§ Data:
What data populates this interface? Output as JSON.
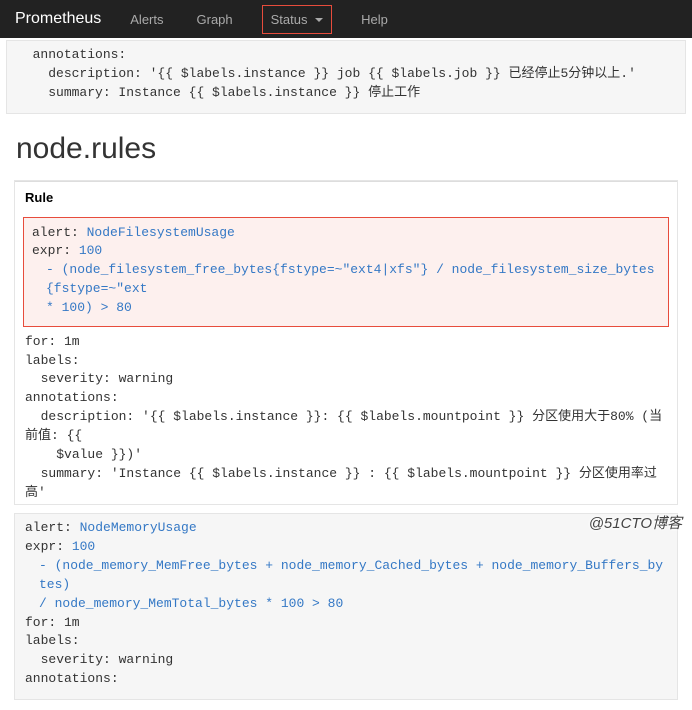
{
  "nav": {
    "brand": "Prometheus",
    "alerts": "Alerts",
    "graph": "Graph",
    "status": "Status",
    "help": "Help"
  },
  "top_block": {
    "line1": "  annotations:",
    "line2": "    description: '{{ $labels.instance }} job {{ $labels.job }} 已经停止5分钟以上.'",
    "line3": "    summary: Instance {{ $labels.instance }} 停止工作"
  },
  "page_title": "node.rules",
  "rule_label": "Rule",
  "rule1": {
    "alert_kw": "alert: ",
    "alert_name": "NodeFilesystemUsage",
    "expr_kw": "expr: ",
    "expr_val": "100",
    "expr_line1": "- (node_filesystem_free_bytes{fstype=~\"ext4|xfs\"} / node_filesystem_size_bytes{fstype=~\"ext",
    "expr_line2": "* 100) > 80",
    "tail_for": "for: 1m",
    "tail_labels": "labels:",
    "tail_sev": "  severity: warning",
    "tail_ann": "annotations:",
    "tail_desc1": "  description: '{{ $labels.instance }}: {{ $labels.mountpoint }} 分区使用大于80% (当前值: {{",
    "tail_desc2": "    $value }})'",
    "tail_sum": "  summary: 'Instance {{ $labels.instance }} : {{ $labels.mountpoint }} 分区使用率过高'"
  },
  "rule2": {
    "alert_kw": "alert: ",
    "alert_name": "NodeMemoryUsage",
    "expr_kw": "expr: ",
    "expr_val": "100",
    "expr_line1": "- (node_memory_MemFree_bytes + node_memory_Cached_bytes + node_memory_Buffers_bytes)",
    "expr_line2": "/ node_memory_MemTotal_bytes * 100 > 80",
    "tail_for": "for: 1m",
    "tail_labels": "labels:",
    "tail_sev": "  severity: warning",
    "tail_ann": "annotations:"
  },
  "watermark": "@51CTO博客"
}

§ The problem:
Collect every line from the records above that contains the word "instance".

§ Expected answer:
    "line2": "    description: '{{ $labels.instance }} job {{ $labels.job }} 已经停止5分钟以上.'",
    "line3": "    summary: Instance {{ $labels.instance }} 停止工作"
    "tail_desc1": "  description: '{{ $labels.instance }}: {{ $labels.mountpoint }} 分区使用大于80% (当前值: {{",
    "tail_sum": "  summary: 'Instance {{ $labels.instance }} : {{ $labels.mountpoint }} 分区使用率过高'"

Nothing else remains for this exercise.